The 1828 Census was the first Australian census and counted both free settlers and convicts. Search almost 10,000 names from a time when the settlement was growing. Find out your ancestors’ names and their professions as well as the name of the ship they arrived on and whether they arrived as settlers or convicts.
Each record contains a transcript and an image of the original record. The amount of information can vary but you can find out the following about your ancestor:
The image often contains further information including:
Class -whether someone was a Free settler (FS), Bonded convict (BC), had a Ticket of Leave (TL) or a Certificate of Freedom (CF)
Total number of acres
Number of acres farmed
Number of acres cleared
Number of horned cattle
Number of horses
Number of sheep
The 1828 New South Wales Census was Australia’s first census and took place in November of that year. Previous government statistics were based on “musters”, a head count of assembled convicts and settlers. In 1828 the white population of the whole of Australia was 36,598, made up of 20,870 free settlers and 15,728 convicts. There were 638 of that total white population living in what is now Queensland and just over 18,100 in Tasmania. Almost a quarter were born in the colony and a quarter were women while 25,248 were Protestants, with 11,236 Catholic. Indigenous Australians were not counted.

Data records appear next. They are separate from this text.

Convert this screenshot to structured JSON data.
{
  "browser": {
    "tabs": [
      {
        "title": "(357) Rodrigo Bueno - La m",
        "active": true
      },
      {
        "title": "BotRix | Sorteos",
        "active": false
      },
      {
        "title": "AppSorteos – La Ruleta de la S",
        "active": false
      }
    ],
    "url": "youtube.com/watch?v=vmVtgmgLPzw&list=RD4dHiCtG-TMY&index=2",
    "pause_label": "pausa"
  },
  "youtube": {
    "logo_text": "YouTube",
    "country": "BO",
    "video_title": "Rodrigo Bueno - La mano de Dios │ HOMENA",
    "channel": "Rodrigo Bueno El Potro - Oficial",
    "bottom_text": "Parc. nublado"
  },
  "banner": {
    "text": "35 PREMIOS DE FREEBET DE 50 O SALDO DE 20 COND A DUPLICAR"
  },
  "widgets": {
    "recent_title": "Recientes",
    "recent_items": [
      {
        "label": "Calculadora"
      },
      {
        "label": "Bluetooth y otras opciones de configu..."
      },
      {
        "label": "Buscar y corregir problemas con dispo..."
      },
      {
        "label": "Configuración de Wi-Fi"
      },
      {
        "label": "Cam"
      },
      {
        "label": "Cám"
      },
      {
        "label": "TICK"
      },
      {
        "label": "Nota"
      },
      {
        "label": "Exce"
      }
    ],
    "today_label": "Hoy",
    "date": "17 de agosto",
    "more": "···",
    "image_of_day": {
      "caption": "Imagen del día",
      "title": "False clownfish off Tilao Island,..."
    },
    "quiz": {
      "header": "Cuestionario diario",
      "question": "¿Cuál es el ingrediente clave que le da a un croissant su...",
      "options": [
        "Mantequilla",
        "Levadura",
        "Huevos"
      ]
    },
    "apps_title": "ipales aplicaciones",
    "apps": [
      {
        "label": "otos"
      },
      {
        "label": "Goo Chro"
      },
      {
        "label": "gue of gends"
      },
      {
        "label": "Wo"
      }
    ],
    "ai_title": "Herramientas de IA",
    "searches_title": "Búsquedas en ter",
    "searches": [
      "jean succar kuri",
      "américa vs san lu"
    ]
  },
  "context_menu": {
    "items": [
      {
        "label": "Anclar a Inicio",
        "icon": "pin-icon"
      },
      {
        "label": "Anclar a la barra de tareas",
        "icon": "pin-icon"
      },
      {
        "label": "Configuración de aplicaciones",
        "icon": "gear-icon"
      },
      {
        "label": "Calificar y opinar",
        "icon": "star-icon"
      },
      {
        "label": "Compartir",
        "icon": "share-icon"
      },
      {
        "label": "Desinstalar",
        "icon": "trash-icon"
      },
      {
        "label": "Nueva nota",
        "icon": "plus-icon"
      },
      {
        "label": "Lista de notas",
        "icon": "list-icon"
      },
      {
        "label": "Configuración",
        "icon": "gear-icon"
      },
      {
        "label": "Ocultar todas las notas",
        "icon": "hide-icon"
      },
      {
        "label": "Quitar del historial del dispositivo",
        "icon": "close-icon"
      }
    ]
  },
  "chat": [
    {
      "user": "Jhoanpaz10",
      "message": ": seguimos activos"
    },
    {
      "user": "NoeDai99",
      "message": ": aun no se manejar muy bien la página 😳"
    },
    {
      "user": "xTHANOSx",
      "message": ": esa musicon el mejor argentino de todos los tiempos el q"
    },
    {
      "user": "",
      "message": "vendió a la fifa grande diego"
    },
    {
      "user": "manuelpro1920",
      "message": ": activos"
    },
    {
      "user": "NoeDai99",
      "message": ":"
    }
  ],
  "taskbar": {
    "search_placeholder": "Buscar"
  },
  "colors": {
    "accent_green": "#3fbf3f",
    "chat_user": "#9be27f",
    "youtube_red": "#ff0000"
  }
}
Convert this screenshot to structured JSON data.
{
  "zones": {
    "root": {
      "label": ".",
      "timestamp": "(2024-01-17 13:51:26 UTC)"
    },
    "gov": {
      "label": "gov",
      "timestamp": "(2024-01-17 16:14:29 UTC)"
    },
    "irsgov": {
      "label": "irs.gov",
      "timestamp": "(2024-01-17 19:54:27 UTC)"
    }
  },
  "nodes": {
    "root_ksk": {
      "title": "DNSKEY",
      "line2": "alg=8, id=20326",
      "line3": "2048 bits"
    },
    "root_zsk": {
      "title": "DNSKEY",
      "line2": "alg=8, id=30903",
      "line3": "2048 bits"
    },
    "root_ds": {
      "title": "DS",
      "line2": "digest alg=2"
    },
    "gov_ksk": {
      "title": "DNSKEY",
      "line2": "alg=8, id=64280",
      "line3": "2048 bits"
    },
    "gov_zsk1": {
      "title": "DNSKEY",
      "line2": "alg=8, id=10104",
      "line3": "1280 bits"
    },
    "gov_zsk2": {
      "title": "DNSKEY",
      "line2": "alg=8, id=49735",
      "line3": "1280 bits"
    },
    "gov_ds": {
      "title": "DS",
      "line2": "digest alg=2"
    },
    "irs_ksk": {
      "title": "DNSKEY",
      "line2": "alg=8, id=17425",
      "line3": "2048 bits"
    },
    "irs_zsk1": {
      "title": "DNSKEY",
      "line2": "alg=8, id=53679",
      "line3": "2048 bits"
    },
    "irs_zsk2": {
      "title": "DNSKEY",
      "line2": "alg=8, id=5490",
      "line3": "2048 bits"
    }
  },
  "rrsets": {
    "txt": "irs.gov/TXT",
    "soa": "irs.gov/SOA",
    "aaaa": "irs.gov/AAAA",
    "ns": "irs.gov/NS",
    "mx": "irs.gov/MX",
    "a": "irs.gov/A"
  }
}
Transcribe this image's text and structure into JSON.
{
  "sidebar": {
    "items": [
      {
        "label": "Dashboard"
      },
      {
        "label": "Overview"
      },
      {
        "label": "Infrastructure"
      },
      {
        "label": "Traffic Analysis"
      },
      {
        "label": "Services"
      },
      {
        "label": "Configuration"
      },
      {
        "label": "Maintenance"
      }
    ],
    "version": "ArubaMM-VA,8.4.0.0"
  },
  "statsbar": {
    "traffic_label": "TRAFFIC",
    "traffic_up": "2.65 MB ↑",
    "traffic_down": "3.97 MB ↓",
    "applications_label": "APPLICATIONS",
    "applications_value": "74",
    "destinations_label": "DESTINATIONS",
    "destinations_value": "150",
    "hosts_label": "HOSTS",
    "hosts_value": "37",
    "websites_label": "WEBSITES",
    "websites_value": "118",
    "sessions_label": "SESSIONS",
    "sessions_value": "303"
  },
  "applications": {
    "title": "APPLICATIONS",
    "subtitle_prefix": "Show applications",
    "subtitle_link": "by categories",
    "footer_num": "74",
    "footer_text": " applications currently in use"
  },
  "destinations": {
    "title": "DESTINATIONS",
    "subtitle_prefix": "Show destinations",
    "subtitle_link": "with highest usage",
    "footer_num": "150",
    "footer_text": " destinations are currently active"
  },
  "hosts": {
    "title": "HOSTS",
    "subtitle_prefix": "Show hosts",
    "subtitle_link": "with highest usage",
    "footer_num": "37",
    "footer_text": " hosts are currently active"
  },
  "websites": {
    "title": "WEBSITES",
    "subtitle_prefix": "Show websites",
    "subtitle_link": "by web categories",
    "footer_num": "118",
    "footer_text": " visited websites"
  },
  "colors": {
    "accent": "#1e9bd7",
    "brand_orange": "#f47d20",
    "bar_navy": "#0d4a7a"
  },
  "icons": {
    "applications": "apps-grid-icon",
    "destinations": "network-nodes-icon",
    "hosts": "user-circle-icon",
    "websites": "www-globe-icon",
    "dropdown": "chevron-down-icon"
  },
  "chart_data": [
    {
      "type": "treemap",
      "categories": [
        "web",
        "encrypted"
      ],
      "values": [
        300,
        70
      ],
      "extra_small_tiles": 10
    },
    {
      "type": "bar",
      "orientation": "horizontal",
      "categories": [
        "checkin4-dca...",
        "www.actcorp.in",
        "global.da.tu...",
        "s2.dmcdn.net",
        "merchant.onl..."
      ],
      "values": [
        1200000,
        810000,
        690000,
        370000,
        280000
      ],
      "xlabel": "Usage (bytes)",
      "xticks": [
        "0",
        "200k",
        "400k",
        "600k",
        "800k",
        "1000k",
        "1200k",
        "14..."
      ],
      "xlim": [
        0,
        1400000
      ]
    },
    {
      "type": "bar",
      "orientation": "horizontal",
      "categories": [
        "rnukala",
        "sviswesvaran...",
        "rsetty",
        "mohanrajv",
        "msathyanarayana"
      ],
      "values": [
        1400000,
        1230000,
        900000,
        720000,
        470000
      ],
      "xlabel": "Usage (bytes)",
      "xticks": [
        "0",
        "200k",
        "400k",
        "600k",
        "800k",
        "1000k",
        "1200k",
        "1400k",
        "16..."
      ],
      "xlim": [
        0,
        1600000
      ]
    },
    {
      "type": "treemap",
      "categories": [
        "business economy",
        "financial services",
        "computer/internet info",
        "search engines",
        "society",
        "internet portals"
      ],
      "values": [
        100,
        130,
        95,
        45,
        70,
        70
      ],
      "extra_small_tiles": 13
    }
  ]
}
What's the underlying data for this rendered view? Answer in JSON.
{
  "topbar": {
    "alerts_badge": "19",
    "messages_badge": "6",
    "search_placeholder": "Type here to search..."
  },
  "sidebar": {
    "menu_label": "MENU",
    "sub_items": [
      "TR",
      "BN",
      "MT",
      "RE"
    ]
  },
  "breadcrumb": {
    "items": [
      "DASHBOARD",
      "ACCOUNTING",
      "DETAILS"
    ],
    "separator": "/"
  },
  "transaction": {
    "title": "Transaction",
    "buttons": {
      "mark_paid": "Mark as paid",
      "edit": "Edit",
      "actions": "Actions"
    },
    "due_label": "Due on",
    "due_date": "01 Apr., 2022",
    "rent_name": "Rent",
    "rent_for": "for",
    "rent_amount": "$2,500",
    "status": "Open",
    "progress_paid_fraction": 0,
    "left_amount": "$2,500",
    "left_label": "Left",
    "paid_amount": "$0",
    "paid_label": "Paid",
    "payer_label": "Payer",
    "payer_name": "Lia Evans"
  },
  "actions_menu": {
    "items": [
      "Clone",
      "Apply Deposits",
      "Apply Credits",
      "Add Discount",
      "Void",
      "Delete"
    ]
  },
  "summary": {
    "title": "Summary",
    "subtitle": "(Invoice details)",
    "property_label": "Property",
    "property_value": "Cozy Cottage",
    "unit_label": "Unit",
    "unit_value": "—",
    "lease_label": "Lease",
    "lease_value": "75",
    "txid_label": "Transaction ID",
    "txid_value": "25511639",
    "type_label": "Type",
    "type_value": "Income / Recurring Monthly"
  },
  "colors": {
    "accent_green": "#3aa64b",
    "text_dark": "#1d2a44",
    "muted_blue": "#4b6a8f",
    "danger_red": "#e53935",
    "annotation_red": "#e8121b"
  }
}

The 1828 census is the only complete 19th century census to have survived. To protect individual privacy, national censuses were destroyed after the statistical information had been collected. These records are the original householders’ returns. In other words, the form filled in and signed by householders on census night rather than the more usual enumerators’ books.
Images reproduced by courtesy of the State Records Authority of New South Wales.
© the Crown in right of the State of New South Wales and is used under licence with the permission of the State Records Authority. The State of New South Wales gives no warranty regarding the data’s accuracy, completeness, currency or suitability for any particular purpose.